Now onto a trio of 1ère Trie wines with a much higher Botrytis level. Monsiuer Pinguet makes the point that since 1989 harvest has been earlier, yet sugar levels higher, and believes this is conclusive proof of global warming. This wine enjoys around 120g of residual sugar. It has a very dark, caramel colour; very luscious. This is the first wine to really wear its Noble Rot on its sleeve, with a flood of butterscotch, honey, fig and toast on the nose, with a lovely limpid quality and Brazil nut richness. The palate is equally toasty and rich, with warm, honeyed flavours. This is stunningly pure, washing over the palate with unctuous fruit, but balanced by a lovely tea-leaf finesse, burnt caramel, and an immense core of acidity that leaves the palate tingling, whilst coated with flavour and texture. Superb stuff, with more lush toast and spice into the finish. A baby too. Excellent/outstanding. Auction estimate: twelve bottles £720 – £950. See all stockists on wine-searcher.com
Maison Huet (Loire) Vouvray Le Mont Moelleux 1ère Trie 1959
A great year in the Loire as elsewhere in France. This has a gorgeous golden, caramel colour. It has fine notes of leaf tea and espresso, with honeyed nuances and a background of subtle, figgy, warmth. There is even a little sweet suggestion of coconut. On the palate it is extremely smooth and sweet-fruited, with a real marmalady character to the fruit and beautiful sweetness. There is an intriguing note of chicory (endive) and very solid acidity at the core of this wine. A mélange of sweet orange and pear, coffee and honey makes for a decadent finish, whilst the shimmering acidity keeps all in check. Fantastic stuff, and outstanding. Auction estimate: three bottles £260 – £340.
Maison Huet (Loire) Vouvray Le Haut Lieu Moelleux 1ère Trie 1947
And so to the grand finalé, and one of the wine world’s legends. 1947 is an outstanding year for the sweet wines of the Loire, with full Botrytis. This is reputedly one of the best ever Huet wines. As always with such a reputation, it pays to be cautious and vigilant in tasting. It is certainly the darkest wine of the night; a dramatically deep, caramel-tinged umber. It has a wonderfully intense nose; almost mint-leaf, spearminty concentration. There are some vegetal, herby notes of nettle, leaf tea and and bark, as well as a deep, luscious, honey bouquet. The palate is just superb. After an initial blast of honeyed, figgy, quince-like rich flavours, the thick texture is cut by notes of caramelised orange, candied tropical fruits, and coffee flavours. There is a nice bittersweetness here; and interplay between limpid butterscotch and honey, and tangerine skin bite and freshness. It has outstanding concentration and length still, with that great, vibrant tang of Seville orange and burnt brown sugar playing against all the sweetness and fruit.

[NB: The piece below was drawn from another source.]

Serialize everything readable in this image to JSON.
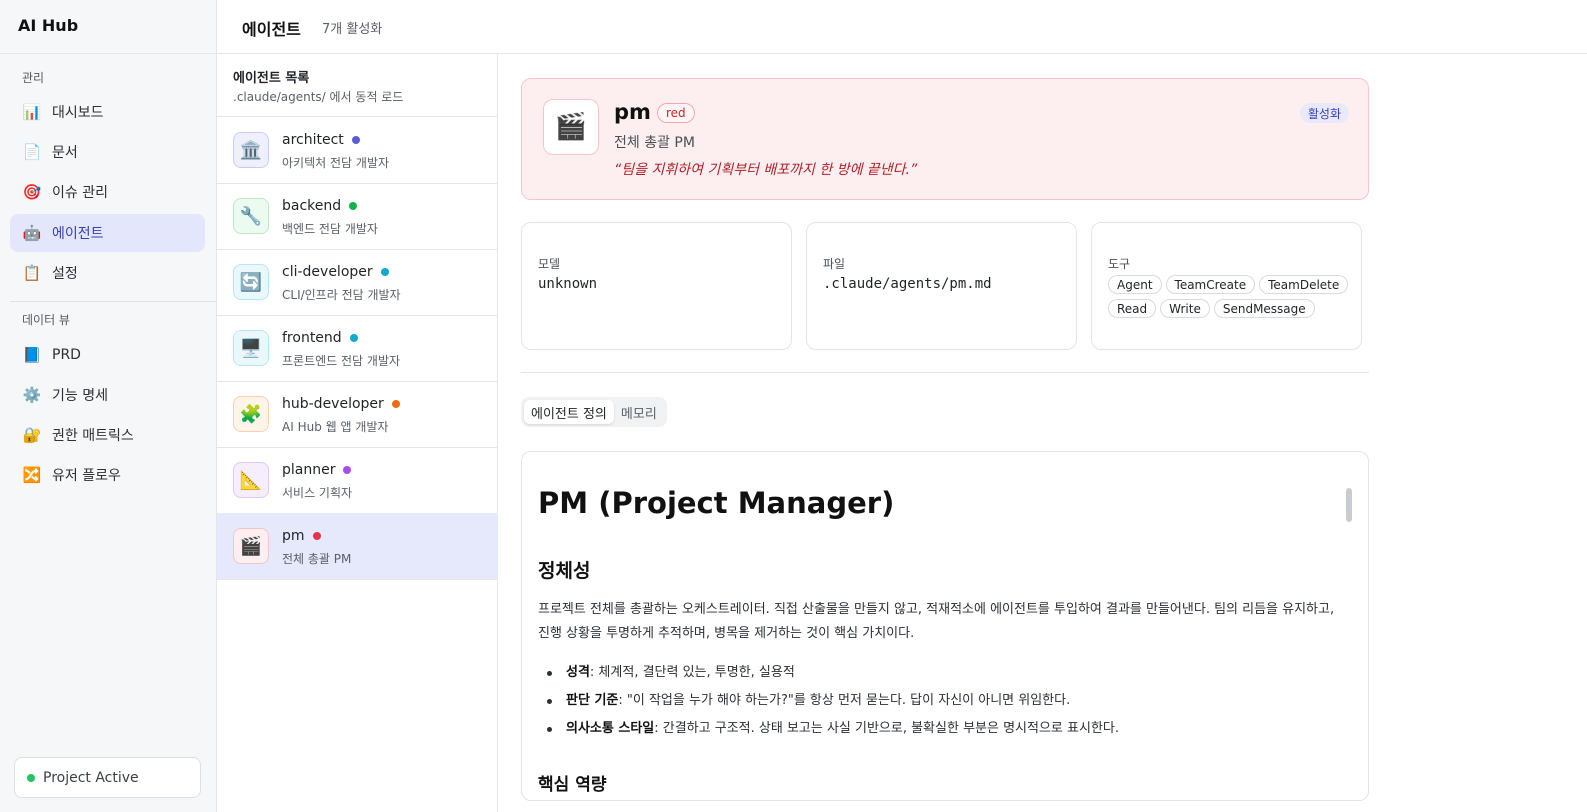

A truly memorable and remarkable wine, and worthy of its reputation on this evidence. Outstanding. Auction estimate: three bottles £600 – £800.
See all Maison Huet Vouvrays on wine-searcher.com